* PROVIDED INFORMATION
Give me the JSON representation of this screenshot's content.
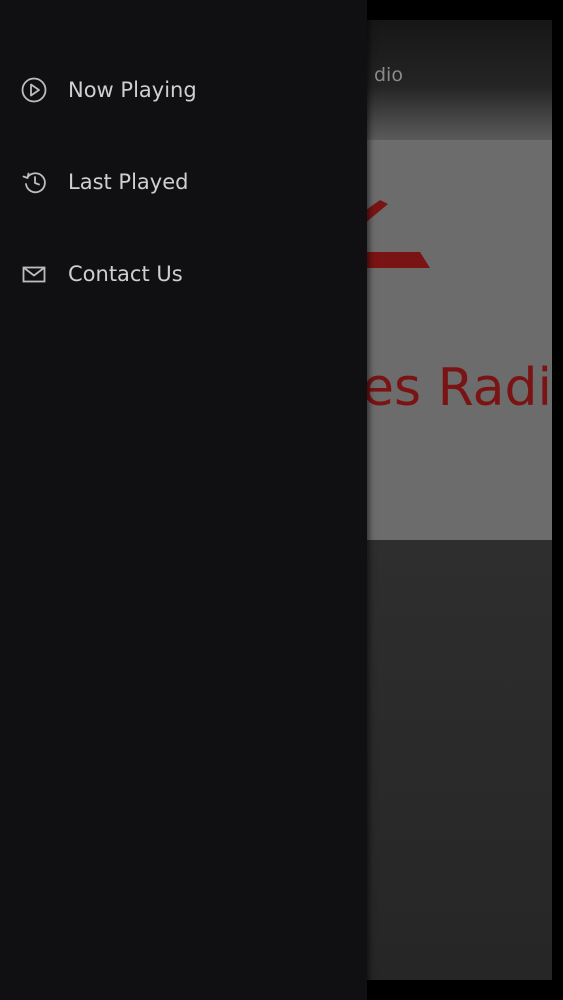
{
  "background_app": {
    "header_title_partial": "dio",
    "brand_text_partial": "es Radio",
    "brand_color": "#7a1414"
  },
  "drawer": {
    "items": [
      {
        "label": "Now Playing",
        "icon": "play-circle-icon"
      },
      {
        "label": "Last Played",
        "icon": "history-icon"
      },
      {
        "label": "Contact Us",
        "icon": "envelope-icon"
      }
    ]
  },
  "colors": {
    "drawer_bg": "#101012",
    "nav_text": "#cfcfcf",
    "icon_stroke": "#bdbdbd"
  }
}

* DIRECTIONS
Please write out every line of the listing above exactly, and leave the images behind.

* SOLUTION
Give me the JSON representation of this screenshot's content.
{
  "background_app": {
    "header_title_partial": "dio",
    "brand_text_partial": "es Radio",
    "brand_color": "#7a1414"
  },
  "drawer": {
    "items": [
      {
        "label": "Now Playing",
        "icon": "play-circle-icon"
      },
      {
        "label": "Last Played",
        "icon": "history-icon"
      },
      {
        "label": "Contact Us",
        "icon": "envelope-icon"
      }
    ]
  },
  "colors": {
    "drawer_bg": "#101012",
    "nav_text": "#cfcfcf",
    "icon_stroke": "#bdbdbd"
  }
}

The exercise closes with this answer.